The Wall Street Journal reports:
Women may have fared better than men during the recession but they’re not doing as well in the recovery.
The recent recession was labeled by some a “man-cession,” because of sharp employment cuts in male-dominated fields. During the downturn, which ran from late-2007 to mid-2009, sectors such as manufacturing and construction shed millions of jobs, sending the unemployment rate for men into the double digits. But as the economy has recovered, men have been making up lost ground in the labor market faster than women.
“2010 is a year where men had a recovery and women didn’t,” said Betsey Stevenson, the Labor Department’s chief economist.
The unemployment rate for men, on average, was 10.5% last year. By April it had declined 1.1 points to 9.4%, the Labor Department said Friday. Joblessness among women was less common: Their unemployment rate was 8.6% on average last year. But women are struggling to nudge their joblessness down. By April, the unemployment rate for women had fallen just 0.2 points to 8.4%.
A large part of the problem is that women are disproportionately represented in state and local governments—and that is where many jobs are being cut now.
“It was a very broad and deep recession for everybody,” said Heidi Hartmann, president of the Institute for Women’s Policy Research, but “where the cuts have affected women more than men is in state and local government.”

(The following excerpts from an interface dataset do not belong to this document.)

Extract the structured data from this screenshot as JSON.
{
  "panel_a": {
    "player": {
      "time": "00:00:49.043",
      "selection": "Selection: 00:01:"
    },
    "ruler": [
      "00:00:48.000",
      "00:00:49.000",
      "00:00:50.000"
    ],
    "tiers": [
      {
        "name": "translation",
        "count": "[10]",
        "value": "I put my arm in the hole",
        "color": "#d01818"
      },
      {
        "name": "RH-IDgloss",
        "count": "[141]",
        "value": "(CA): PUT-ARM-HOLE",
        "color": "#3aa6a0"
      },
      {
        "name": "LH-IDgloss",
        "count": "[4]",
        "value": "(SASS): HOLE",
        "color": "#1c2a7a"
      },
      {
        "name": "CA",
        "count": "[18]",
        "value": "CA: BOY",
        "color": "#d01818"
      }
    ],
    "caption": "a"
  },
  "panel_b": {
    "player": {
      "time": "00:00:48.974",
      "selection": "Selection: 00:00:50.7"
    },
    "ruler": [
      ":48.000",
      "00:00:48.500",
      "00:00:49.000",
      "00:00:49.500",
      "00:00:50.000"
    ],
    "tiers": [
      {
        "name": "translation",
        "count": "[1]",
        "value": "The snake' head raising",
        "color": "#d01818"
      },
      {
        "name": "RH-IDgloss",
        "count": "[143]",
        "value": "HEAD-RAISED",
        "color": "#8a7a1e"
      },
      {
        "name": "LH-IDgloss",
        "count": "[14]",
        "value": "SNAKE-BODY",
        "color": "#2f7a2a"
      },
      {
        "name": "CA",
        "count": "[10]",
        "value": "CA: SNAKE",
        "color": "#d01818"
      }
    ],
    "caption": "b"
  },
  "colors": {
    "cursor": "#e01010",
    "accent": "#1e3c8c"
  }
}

What do you think—what’s the economic forecast for women? What lies ahead for women’s changing roles in the post-recession workplace?